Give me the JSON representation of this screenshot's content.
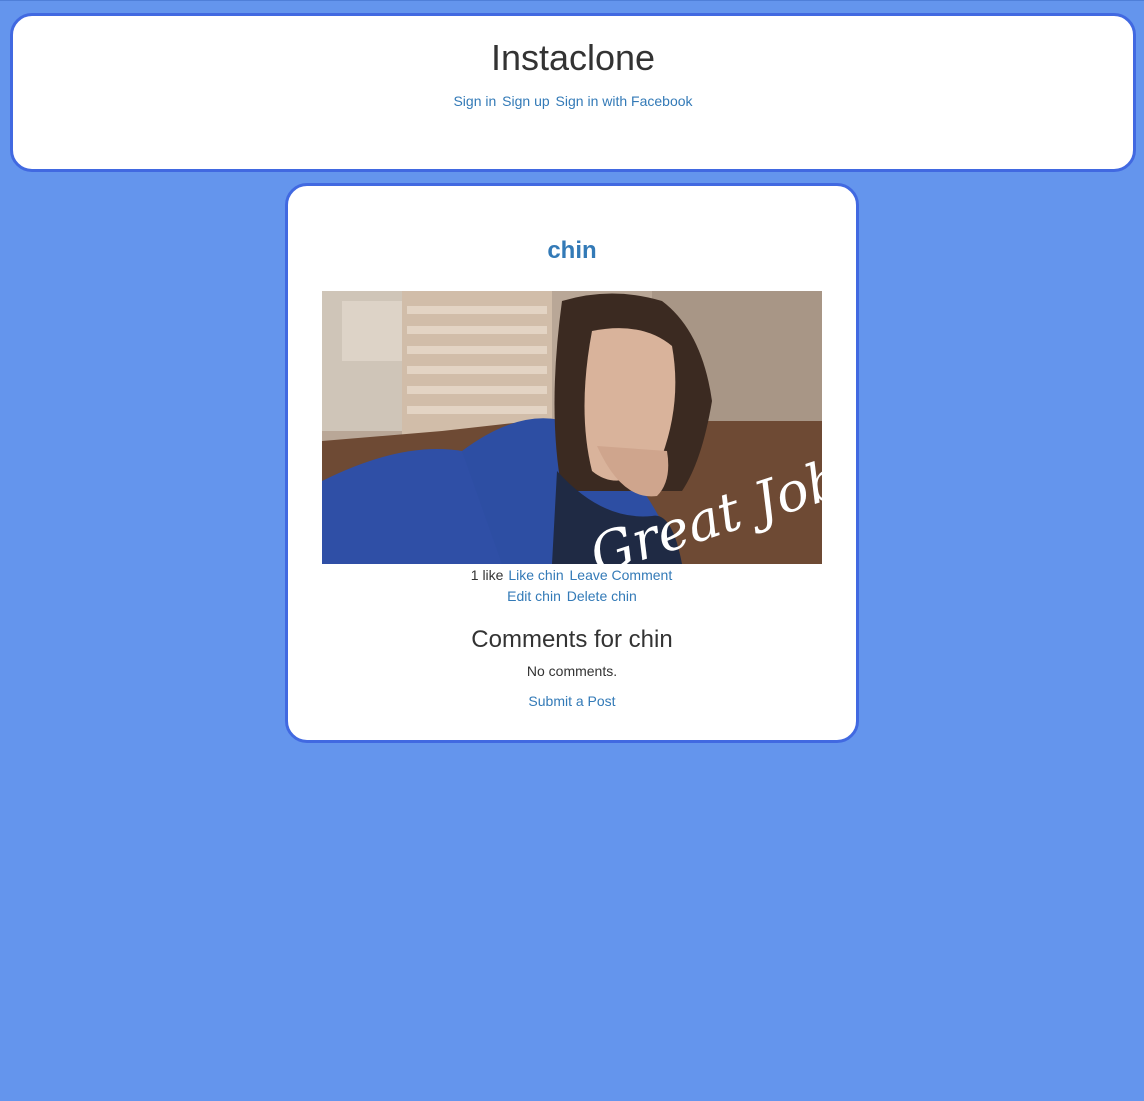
{
  "header": {
    "title": "Instaclone",
    "links": {
      "sign_in": "Sign in",
      "sign_up": "Sign up",
      "sign_in_facebook": "Sign in with Facebook"
    }
  },
  "post": {
    "title": "chin",
    "image_overlay_text": "Great Job!",
    "likes_text": "1 like",
    "like_link": "Like chin",
    "leave_comment_link": "Leave Comment",
    "edit_link": "Edit chin",
    "delete_link": "Delete chin"
  },
  "comments": {
    "heading": "Comments for chin",
    "empty_text": "No comments.",
    "submit_link": "Submit a Post"
  },
  "colors": {
    "background": "#6495ed",
    "card_border": "#4169e1",
    "link": "#337ab7",
    "text": "#333333"
  }
}
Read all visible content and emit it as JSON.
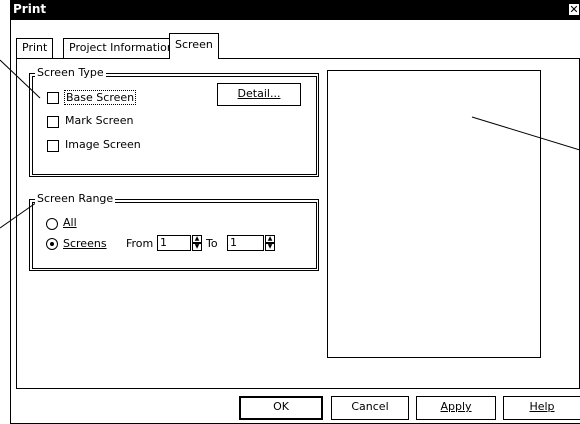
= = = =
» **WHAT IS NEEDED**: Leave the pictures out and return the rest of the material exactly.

» **PROBLEM SOLUTION**:
Give me the JSON representation of this screenshot's content.
{
  "header": {
    "title": "Instaclone",
    "links": {
      "sign_in": "Sign in",
      "sign_up": "Sign up",
      "sign_in_facebook": "Sign in with Facebook"
    }
  },
  "post": {
    "title": "chin",
    "image_overlay_text": "Great Job!",
    "likes_text": "1 like",
    "like_link": "Like chin",
    "leave_comment_link": "Leave Comment",
    "edit_link": "Edit chin",
    "delete_link": "Delete chin"
  },
  "comments": {
    "heading": "Comments for chin",
    "empty_text": "No comments.",
    "submit_link": "Submit a Post"
  },
  "colors": {
    "background": "#6495ed",
    "card_border": "#4169e1",
    "link": "#337ab7",
    "text": "#333333"
  }
}
Read all visible content and emit it as JSON.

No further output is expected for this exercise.